───── DATA FOR THE TASK

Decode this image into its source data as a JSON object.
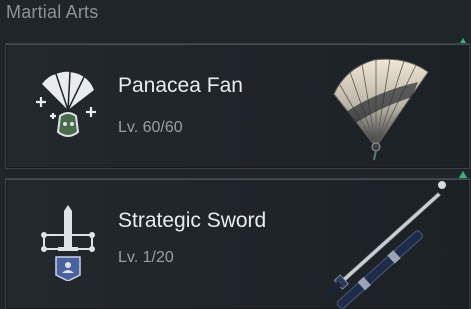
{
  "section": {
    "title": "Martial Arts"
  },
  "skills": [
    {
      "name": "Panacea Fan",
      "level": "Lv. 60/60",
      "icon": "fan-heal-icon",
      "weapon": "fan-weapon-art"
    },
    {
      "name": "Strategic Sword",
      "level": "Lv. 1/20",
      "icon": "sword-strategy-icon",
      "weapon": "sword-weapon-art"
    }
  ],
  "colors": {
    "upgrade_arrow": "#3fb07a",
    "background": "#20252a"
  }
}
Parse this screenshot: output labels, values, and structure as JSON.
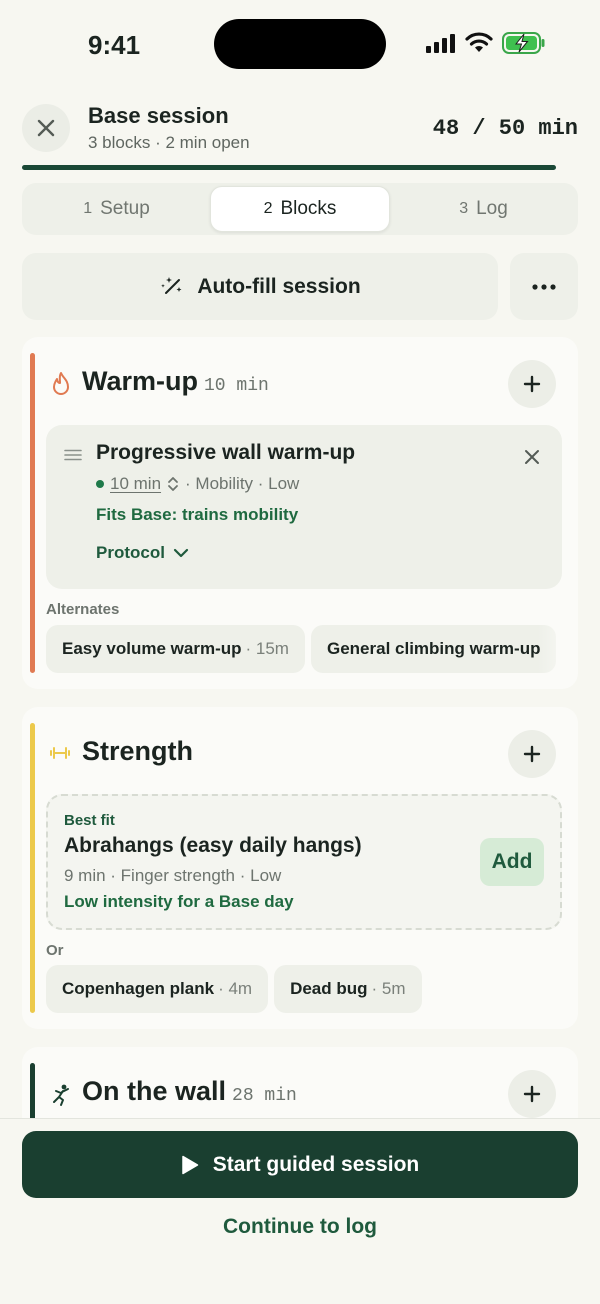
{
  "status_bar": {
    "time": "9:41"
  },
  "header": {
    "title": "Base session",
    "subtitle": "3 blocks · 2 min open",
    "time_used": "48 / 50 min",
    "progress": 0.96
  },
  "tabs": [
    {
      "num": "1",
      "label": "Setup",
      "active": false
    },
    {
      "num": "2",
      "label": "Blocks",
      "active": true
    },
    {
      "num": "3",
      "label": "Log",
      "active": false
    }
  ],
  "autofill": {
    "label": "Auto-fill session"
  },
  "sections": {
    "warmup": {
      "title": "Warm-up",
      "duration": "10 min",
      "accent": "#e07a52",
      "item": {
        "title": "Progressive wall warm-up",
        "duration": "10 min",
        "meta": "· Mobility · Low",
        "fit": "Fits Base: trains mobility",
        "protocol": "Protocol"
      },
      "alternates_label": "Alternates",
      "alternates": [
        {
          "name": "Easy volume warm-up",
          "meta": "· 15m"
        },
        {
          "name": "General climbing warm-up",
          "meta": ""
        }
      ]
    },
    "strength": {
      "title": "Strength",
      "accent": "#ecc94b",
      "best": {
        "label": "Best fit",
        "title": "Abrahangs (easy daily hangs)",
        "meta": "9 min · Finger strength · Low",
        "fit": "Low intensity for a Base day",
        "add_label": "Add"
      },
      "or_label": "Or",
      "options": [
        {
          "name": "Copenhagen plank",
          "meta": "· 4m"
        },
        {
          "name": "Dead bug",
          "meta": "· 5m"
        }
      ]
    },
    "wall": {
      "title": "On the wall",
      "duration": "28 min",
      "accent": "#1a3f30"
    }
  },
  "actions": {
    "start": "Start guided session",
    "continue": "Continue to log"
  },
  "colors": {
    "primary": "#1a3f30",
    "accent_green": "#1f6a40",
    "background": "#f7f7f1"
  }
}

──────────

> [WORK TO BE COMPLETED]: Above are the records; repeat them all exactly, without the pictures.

> [PROBLEM SOLUTION]:
Decode this image into its source data as a JSON object.
{
  "section": {
    "title": "Martial Arts"
  },
  "skills": [
    {
      "name": "Panacea Fan",
      "level": "Lv. 60/60",
      "icon": "fan-heal-icon",
      "weapon": "fan-weapon-art"
    },
    {
      "name": "Strategic Sword",
      "level": "Lv. 1/20",
      "icon": "sword-strategy-icon",
      "weapon": "sword-weapon-art"
    }
  ],
  "colors": {
    "upgrade_arrow": "#3fb07a",
    "background": "#20252a"
  }
}
Parse this screenshot: output labels, values, and structure as JSON.
{
  "status_bar": {
    "time": "9:41"
  },
  "header": {
    "title": "Base session",
    "subtitle": "3 blocks · 2 min open",
    "time_used": "48 / 50 min",
    "progress": 0.96
  },
  "tabs": [
    {
      "num": "1",
      "label": "Setup",
      "active": false
    },
    {
      "num": "2",
      "label": "Blocks",
      "active": true
    },
    {
      "num": "3",
      "label": "Log",
      "active": false
    }
  ],
  "autofill": {
    "label": "Auto-fill session"
  },
  "sections": {
    "warmup": {
      "title": "Warm-up",
      "duration": "10 min",
      "accent": "#e07a52",
      "item": {
        "title": "Progressive wall warm-up",
        "duration": "10 min",
        "meta": "· Mobility · Low",
        "fit": "Fits Base: trains mobility",
        "protocol": "Protocol"
      },
      "alternates_label": "Alternates",
      "alternates": [
        {
          "name": "Easy volume warm-up",
          "meta": "· 15m"
        },
        {
          "name": "General climbing warm-up",
          "meta": ""
        }
      ]
    },
    "strength": {
      "title": "Strength",
      "accent": "#ecc94b",
      "best": {
        "label": "Best fit",
        "title": "Abrahangs (easy daily hangs)",
        "meta": "9 min · Finger strength · Low",
        "fit": "Low intensity for a Base day",
        "add_label": "Add"
      },
      "or_label": "Or",
      "options": [
        {
          "name": "Copenhagen plank",
          "meta": "· 4m"
        },
        {
          "name": "Dead bug",
          "meta": "· 5m"
        }
      ]
    },
    "wall": {
      "title": "On the wall",
      "duration": "28 min",
      "accent": "#1a3f30"
    }
  },
  "actions": {
    "start": "Start guided session",
    "continue": "Continue to log"
  },
  "colors": {
    "primary": "#1a3f30",
    "accent_green": "#1f6a40",
    "background": "#f7f7f1"
  }
}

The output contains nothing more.